Excerpts from an interface dataset:
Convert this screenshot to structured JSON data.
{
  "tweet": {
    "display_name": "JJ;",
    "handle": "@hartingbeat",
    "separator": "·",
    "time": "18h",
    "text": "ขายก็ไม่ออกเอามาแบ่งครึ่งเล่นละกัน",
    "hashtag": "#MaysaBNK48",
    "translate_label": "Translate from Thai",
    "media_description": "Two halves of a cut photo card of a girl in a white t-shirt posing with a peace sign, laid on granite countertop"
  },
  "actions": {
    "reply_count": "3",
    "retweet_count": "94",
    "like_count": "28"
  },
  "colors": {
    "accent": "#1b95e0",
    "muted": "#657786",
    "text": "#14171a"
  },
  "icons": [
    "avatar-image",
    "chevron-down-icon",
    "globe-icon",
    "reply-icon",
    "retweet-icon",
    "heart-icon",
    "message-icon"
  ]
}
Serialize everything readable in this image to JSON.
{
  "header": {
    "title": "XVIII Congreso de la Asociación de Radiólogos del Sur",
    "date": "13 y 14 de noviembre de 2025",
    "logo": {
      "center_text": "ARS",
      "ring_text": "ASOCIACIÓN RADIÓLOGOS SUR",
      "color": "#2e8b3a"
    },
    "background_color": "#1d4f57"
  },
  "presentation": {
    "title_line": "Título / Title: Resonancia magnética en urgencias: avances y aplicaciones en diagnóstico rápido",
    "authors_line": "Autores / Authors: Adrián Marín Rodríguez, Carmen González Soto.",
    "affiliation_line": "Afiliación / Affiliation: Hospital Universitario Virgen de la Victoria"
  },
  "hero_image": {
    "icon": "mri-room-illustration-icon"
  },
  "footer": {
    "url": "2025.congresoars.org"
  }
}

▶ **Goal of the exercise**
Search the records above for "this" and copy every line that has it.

▶ **Solution**
Convert this screenshot to structured JSON data.
Serialize everything readable in this image to JSON.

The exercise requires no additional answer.